By itself, ginger is actually good for dogs, as you’ve learned. But not all ginger is going to be safe. For example, gingerbread is dangerous for dogs, but it’s the nutmeg that makes it dangerous rather than the ginger. Sometimes ginger blend tea can be dangerous for dogs, but it’s because other ingredients in the tea can cause a problem for them.
Ginger can kill dogs, but this is only if something else with the ginger causes a problem or if they’ve had too much at one time.
Difference between actual ginger and baked ginger?
The best example is the actual ginger root versus ginger flavoring! Genuine ginger root is healthy and safe for your dog to eat.
However, baked or simulated ginger is not strong enough. Thus, it doesn’t give any nutritional advantages. Besides, ginger in combination with other spices or ingredients can harm your dog.
When you consider feeding ginger to your dog, make sure it’s natural ginger and not simulated!
How much ginger is too much for dogs?

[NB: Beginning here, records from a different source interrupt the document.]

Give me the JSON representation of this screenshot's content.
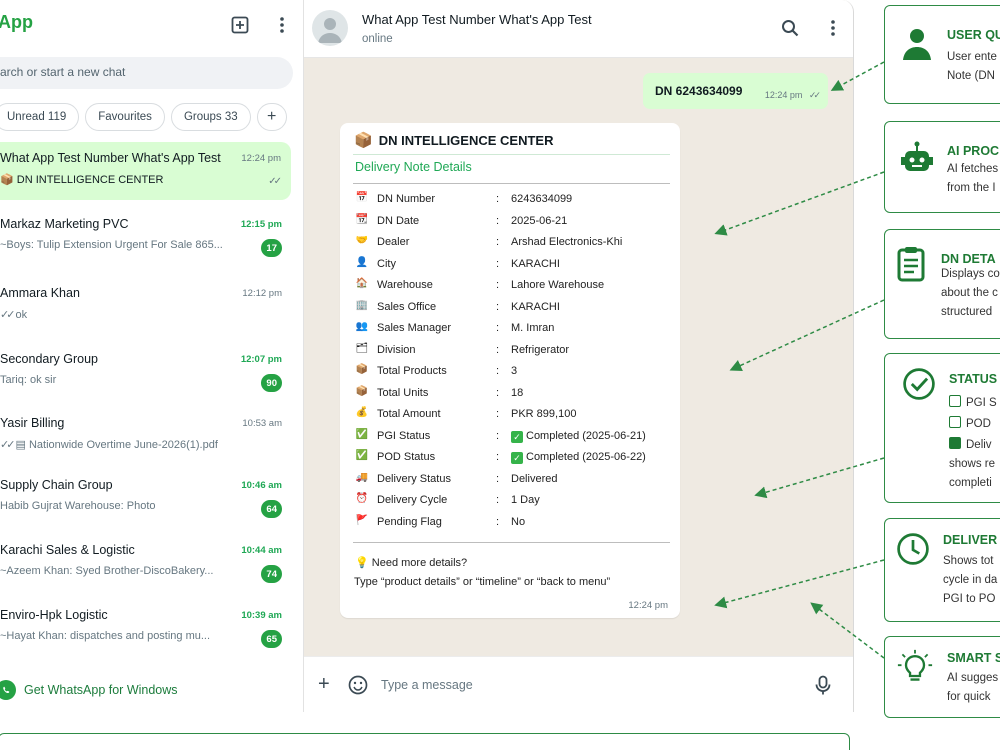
{
  "sidebar": {
    "app_title": "App",
    "search_placeholder": "arch or start a new chat",
    "chips": [
      "Unread 119",
      "Favourites",
      "Groups 33"
    ],
    "chats": [
      {
        "name": "What App Test Number What's App Test",
        "preview": "DN INTELLIGENCE CENTER",
        "time": "12:24 pm",
        "active": true,
        "ticks": "✓✓"
      },
      {
        "name": "Markaz Marketing PVC",
        "preview": "~Boys: Tulip Extension Urgent For Sale 865...",
        "time": "12:15 pm",
        "badge": "17",
        "unread": true
      },
      {
        "name": "Ammara Khan",
        "preview": "ok",
        "time": "12:12 pm",
        "preview_ticks": "✓✓"
      },
      {
        "name": "Secondary Group",
        "preview": "Tariq: ok sir",
        "time": "12:07 pm",
        "badge": "90",
        "unread": true
      },
      {
        "name": "Yasir Billing",
        "preview": "Nationwide Overtime June-2026(1).pdf",
        "time": "10:53 am",
        "preview_ticks": "✓✓"
      },
      {
        "name": "Supply Chain Group",
        "preview": "Habib Gujrat Warehouse:  Photo",
        "time": "10:46 am",
        "badge": "64",
        "unread": true
      },
      {
        "name": "Karachi Sales & Logistic",
        "preview": "~Azeem Khan: Syed Brother-DiscoBakery...",
        "time": "10:44 am",
        "badge": "74",
        "unread": true
      },
      {
        "name": "Enviro-Hpk Logistic",
        "preview": "~Hayat Khan: dispatches and posting mu...",
        "time": "10:39 am",
        "badge": "65",
        "unread": true
      }
    ],
    "get_whatsapp": "Get WhatsApp for Windows"
  },
  "conversation": {
    "contact_name": "What App Test Number What's App Test",
    "contact_status": "online",
    "outgoing": {
      "text": "DN 6243634099",
      "time": "12:24 pm",
      "ticks": "✓✓"
    },
    "card": {
      "title": "DN INTELLIGENCE CENTER",
      "subtitle": "Delivery Note Details",
      "rows": [
        {
          "icon": "📅",
          "label": "DN Number",
          "value": "6243634099"
        },
        {
          "icon": "📆",
          "label": "DN Date",
          "value": "2025-06-21"
        },
        {
          "icon": "🤝",
          "label": "Dealer",
          "value": "Arshad Electronics-Khi"
        },
        {
          "icon": "👤",
          "label": "City",
          "value": "KARACHI"
        },
        {
          "icon": "🏠",
          "label": "Warehouse",
          "value": "Lahore Warehouse"
        },
        {
          "icon": "🏢",
          "label": "Sales Office",
          "value": "KARACHI"
        },
        {
          "icon": "👥",
          "label": "Sales Manager",
          "value": "M. Imran"
        },
        {
          "icon": "🗂",
          "label": "Division",
          "value": "Refrigerator"
        },
        {
          "icon": "📦",
          "label": "Total Products",
          "value": "3"
        },
        {
          "icon": "📦",
          "label": "Total Units",
          "value": "18"
        },
        {
          "icon": "💰",
          "label": "Total Amount",
          "value": "PKR 899,100"
        },
        {
          "icon": "✅",
          "label": "PGI Status",
          "value": "Completed (2025-06-21)",
          "check": true
        },
        {
          "icon": "✅",
          "label": "POD Status",
          "value": "Completed (2025-06-22)",
          "check": true
        },
        {
          "icon": "🚚",
          "label": "Delivery Status",
          "value": "Delivered"
        },
        {
          "icon": "⏰",
          "label": "Delivery Cycle",
          "value": "1 Day"
        },
        {
          "icon": "🚩",
          "label": "Pending Flag",
          "value": "No"
        }
      ],
      "tip_line1": "Need more details?",
      "tip_line2": "Type “product details” or “timeline” or “back to menu”",
      "time": "12:24 pm"
    },
    "composer_placeholder": "Type a message"
  },
  "annotations": [
    {
      "title": "USER QU",
      "lines": [
        "User ente",
        "Note (DN"
      ],
      "icon": "user-icon"
    },
    {
      "title": "AI PROC",
      "lines": [
        "AI fetches",
        "from the I"
      ],
      "icon": "robot-icon"
    },
    {
      "title": "DN DETA",
      "lines": [
        "Displays co",
        "about the c",
        "structured"
      ],
      "icon": "clipboard-icon"
    },
    {
      "title": "STATUS",
      "lines": [
        "PGI S",
        "POD",
        "Deliv",
        "shows re",
        "completi"
      ],
      "icon": "check-circle-icon"
    },
    {
      "title": "DELIVER",
      "lines": [
        "Shows tot",
        "cycle in da",
        "PGI to PO"
      ],
      "icon": "clock-icon"
    },
    {
      "title": "SMART S",
      "lines": [
        "AI sugges",
        "for quick"
      ],
      "icon": "bulb-icon"
    }
  ],
  "colors": {
    "accent": "#25a244",
    "bubble_out": "#d9fdd3",
    "chat_bg": "#efeae2",
    "anno_border": "#2e8b45"
  }
}
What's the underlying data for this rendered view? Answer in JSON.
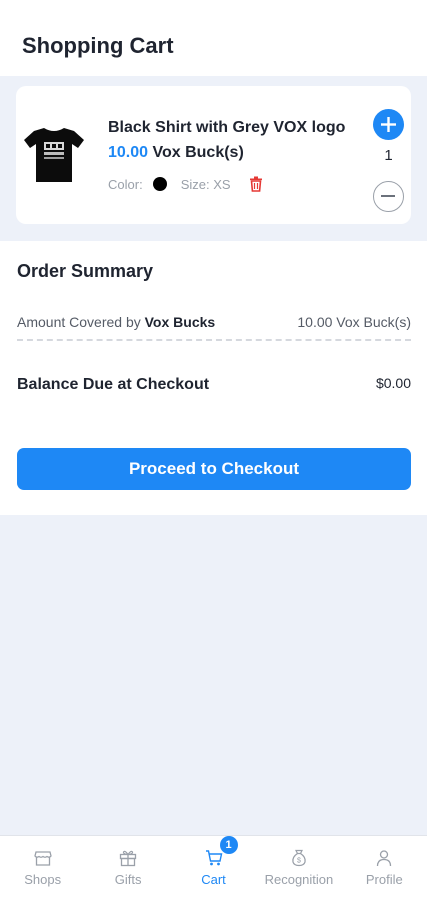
{
  "header": {
    "title": "Shopping Cart"
  },
  "cart": {
    "items": [
      {
        "name": "Black Shirt with Grey VOX logo",
        "price": "10.00",
        "price_unit": "Vox Buck(s)",
        "color_label": "Color:",
        "color_value": "#000000",
        "size_label": "Size: XS",
        "quantity": "1"
      }
    ]
  },
  "summary": {
    "title": "Order Summary",
    "covered_label_prefix": "Amount Covered by",
    "covered_label_bold": "Vox Bucks",
    "covered_value": "10.00 Vox Buck(s)",
    "balance_label": "Balance Due at Checkout",
    "balance_value": "$0.00",
    "checkout_label": "Proceed to Checkout"
  },
  "tabbar": {
    "tabs": [
      {
        "label": "Shops",
        "icon": "shop-icon",
        "active": false
      },
      {
        "label": "Gifts",
        "icon": "gift-icon",
        "active": false
      },
      {
        "label": "Cart",
        "icon": "cart-icon",
        "active": true,
        "badge": "1"
      },
      {
        "label": "Recognition",
        "icon": "recognition-icon",
        "active": false
      },
      {
        "label": "Profile",
        "icon": "profile-icon",
        "active": false
      }
    ]
  },
  "colors": {
    "accent": "#1e88f5",
    "background": "#edf1f9",
    "delete": "#e53935"
  }
}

You’ll be happy to know that the math for ginger portioning for your dog is going to be relatively simple! You can feed your dog between 10-25mg (less than an ounce) per pound of body weight. So, if your dog is 50 lbs (22.6 kg), you can feed him between 500-1250 mg (up to 0.044 oz) per day and know that you are keeping him within the proper range.
If you aren’t sure of the math, it’s best to always check with your vet and have them determine what a safe amount is for your dog.
Side effects of too much ginger in dogs
If you’ve accidentally given your dog too much ginger, there are few side effects that you may notice in him.
Firstly, he may not have an interest in ginger in the future. If he had too much, the flavor and its spice might be too strong for him, and he may not want to have any in the future.
One possible complication could be an allergy or a sensitivity. If your dog had too much for its body size, it might make it hypersensitive in the future. It is usual for humans, too! You’ll want to watch for signs of hypersensitivity.
The other concerning issue for dogs is that it can thin their blood, which will mean your dog has a hard time clotting if he ever needs to when injured. If your dog is on blood thinners or has a blood disorder, you shouldn’t give him ginger until you talk to your vet!
Ginger is loaded with nutrients and minerals and can help treat common health concerns in dogs, including bloat, heartworm, and arthritis!
Dogs can safely eat ginger in the right portions with no danger, and enjoy it for many health benefits. Just make sure you know what form to give him and how much to give him at a time!
Know someone who loves giving their dog human treats? You’ll want to share this with them!